Saturday, 3 August 2013

Oxford Big Read - an introduction to setting up a class library and using readers

This was the title of a recent webinar hosted by Oxford University Press and presented by Verissimo Toste.  He based his talk on his experience of setting up a class library for 25 - 30 teenage students.  The idea was that students chose the books they wanted to read and did so at their own pace. They were encouraged to use readers as a tool to learn the language; the scheme was supposed to appeal to them as language learners, not as readers.  What follows is a summary of what Verissimo had to say.

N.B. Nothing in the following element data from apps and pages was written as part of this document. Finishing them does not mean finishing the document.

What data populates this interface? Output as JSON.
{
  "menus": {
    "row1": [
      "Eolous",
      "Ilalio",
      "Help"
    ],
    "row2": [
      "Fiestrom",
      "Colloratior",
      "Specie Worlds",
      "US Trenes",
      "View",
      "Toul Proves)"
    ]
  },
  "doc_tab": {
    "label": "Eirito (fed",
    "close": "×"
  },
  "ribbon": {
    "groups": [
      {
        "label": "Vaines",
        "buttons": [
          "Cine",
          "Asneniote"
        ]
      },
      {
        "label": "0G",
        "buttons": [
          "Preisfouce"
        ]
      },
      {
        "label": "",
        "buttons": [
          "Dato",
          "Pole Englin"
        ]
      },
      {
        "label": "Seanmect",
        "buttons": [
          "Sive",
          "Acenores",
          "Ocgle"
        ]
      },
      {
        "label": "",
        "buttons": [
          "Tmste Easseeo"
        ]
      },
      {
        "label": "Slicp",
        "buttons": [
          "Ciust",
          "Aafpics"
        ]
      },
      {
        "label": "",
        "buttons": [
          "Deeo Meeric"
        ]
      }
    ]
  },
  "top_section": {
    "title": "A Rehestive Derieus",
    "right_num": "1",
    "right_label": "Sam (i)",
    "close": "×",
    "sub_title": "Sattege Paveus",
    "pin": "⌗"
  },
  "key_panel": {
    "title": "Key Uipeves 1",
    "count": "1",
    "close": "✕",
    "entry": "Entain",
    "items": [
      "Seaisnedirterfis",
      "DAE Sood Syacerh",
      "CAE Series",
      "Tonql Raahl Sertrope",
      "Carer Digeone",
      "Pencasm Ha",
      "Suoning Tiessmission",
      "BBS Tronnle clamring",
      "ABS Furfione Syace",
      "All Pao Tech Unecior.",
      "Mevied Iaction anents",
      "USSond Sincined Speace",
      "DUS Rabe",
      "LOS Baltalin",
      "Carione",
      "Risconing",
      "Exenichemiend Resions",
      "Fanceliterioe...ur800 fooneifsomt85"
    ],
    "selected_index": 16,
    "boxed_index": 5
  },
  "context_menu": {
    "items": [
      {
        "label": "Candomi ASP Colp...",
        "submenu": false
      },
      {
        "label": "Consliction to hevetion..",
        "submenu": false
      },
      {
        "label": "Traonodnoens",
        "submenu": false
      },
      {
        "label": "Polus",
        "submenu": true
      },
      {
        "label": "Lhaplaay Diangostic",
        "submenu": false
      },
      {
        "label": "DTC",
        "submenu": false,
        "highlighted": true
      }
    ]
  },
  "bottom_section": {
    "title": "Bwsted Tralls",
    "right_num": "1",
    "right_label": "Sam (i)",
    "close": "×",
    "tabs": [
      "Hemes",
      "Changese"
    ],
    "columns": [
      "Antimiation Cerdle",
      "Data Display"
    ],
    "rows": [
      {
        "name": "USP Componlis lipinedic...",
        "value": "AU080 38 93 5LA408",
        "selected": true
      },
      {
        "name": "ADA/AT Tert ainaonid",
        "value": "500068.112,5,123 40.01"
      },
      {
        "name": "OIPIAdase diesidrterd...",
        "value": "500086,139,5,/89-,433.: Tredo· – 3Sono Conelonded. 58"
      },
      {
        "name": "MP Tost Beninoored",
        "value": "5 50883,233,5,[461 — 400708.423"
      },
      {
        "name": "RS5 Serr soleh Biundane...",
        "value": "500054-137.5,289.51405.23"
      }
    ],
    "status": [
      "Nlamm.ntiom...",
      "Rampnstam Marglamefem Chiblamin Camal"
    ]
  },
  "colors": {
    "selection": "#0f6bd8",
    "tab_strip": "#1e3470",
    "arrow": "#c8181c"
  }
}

The importance of reading to learn English
  • Remember to tell your students regularly how important reading is.
  • If you go to the gym and do exercise, you will get fitter.  You don't need to know what the muscles are or what anatomy means.  In the same way, if you read, you will learn - you don't necessarily need to know how every grammatical structure works.
Reading needs to be:
  • voluntary
  • routine - i.e. 15 minutes a day, not one hour once a week.
  • beyond the classroom
Comfort leads to routine
  • Stories must interest students from the beginning - they must choose the book.
  • Stories must be appropriate for the level - that is, knowledge minus one. No more than 2 or 3 words per page should be new or difficult.  The student shouldn't need to use a dictionary.
  • Establish a reading routine of 15 minutes per day.
Selecting stories
  • There is a huge amount of choice out there!
  • A library needs about 1.5 books per student.
  • Get catalogues from publishers and use them as a reading comprehension exercise.
  • Allow the students to choose the books.  Tell them to:
    • look at the cover
    • consider the title
    • read the back cover
    • look through the illustrations
    • sit and read a page comfortably
  • Use the 'find your level' page of the OUP website.
Reading in class
  • Create a social environment.
  • Use reading as a five-minute activity at the beginning of a class whilst you're setting up the room.
  • Encourage students to pick up their readers if they finish an activity early
  • Have ten or fifteen minutes of reading at the end of every class.
  • Build a habit where reading becomes a part of every class - this routine may take up to three months to establish.
  • Encourage students to talk about their books and share ideas - because everyone is reading a different book, they will want to talk to each other about them.
  • Make students aware that these books have been written for them.
  • Talk to students about where and when they read outside of class.
  • Focus on the students who are reading and build the numbers up month by month.
Enthusiasm leads to involvement
Here are some reading related activities aimed at generatingi students' enthusiasm which will get them involved and lead to more language learning.
1. Posters
This is a good first activity.  Students make a poster of the book they are reading, to include the title, an illustration and a sentence or some key words. The posters are displayed in the classroom in order to help other class members decide which book to read next.
The posters don't have to be done on paper - they could be digital (using Glogster, for example) or they could be powerpoint slides.
2. Make a film poster from the book
  • Give the book a new title?
  • Who would be the stars - celebrities? classmates?
  • What images could be used to best illustrate the book?
  • How about making a trailer?
This is a very engaging activity which allows students to use their imagination.
3. Wordle
Make a word cloud from a text from the book.
4. Snap
  • Students choose ten sentences from the story and copy them into their notebooks.
  • Students decide which is the keyword in each sentence and underline it.
  • Students write each sentence on a card without the keyword (like a gapfill).
  • They write the keywords on different coloured cards.
  • They play the game of 'snap' in pairs.
  • The games relating to each book can be kept and re-used.
5. Speaking and interviewing a character
  • Students choose a character from the book they are reading.
  • They write questions to ask that character.
  • They role-play interviewer and interviewee with a partner who has read the same book.
  • Students can make up answers if all the information they need is not in the book.
6. Write a postcard to a character in the book
  • Students read and reply to each other's postcards.
These activities create enthusiasm.

To conclude

Why should students read a lot?
  • To extend their contact with the language
  • To reinforce classroom language
  • To contextualise language
  • To increase motivation
  • To expose students to new experiences
  • To give them a feeling of achievement


  1. Thank you. This is a great resource and I will certainly be sharing it with my colleagues. We teach English in an adult setting.

    1. Thanks for taking the time to comment, Christina - I really appreciate it.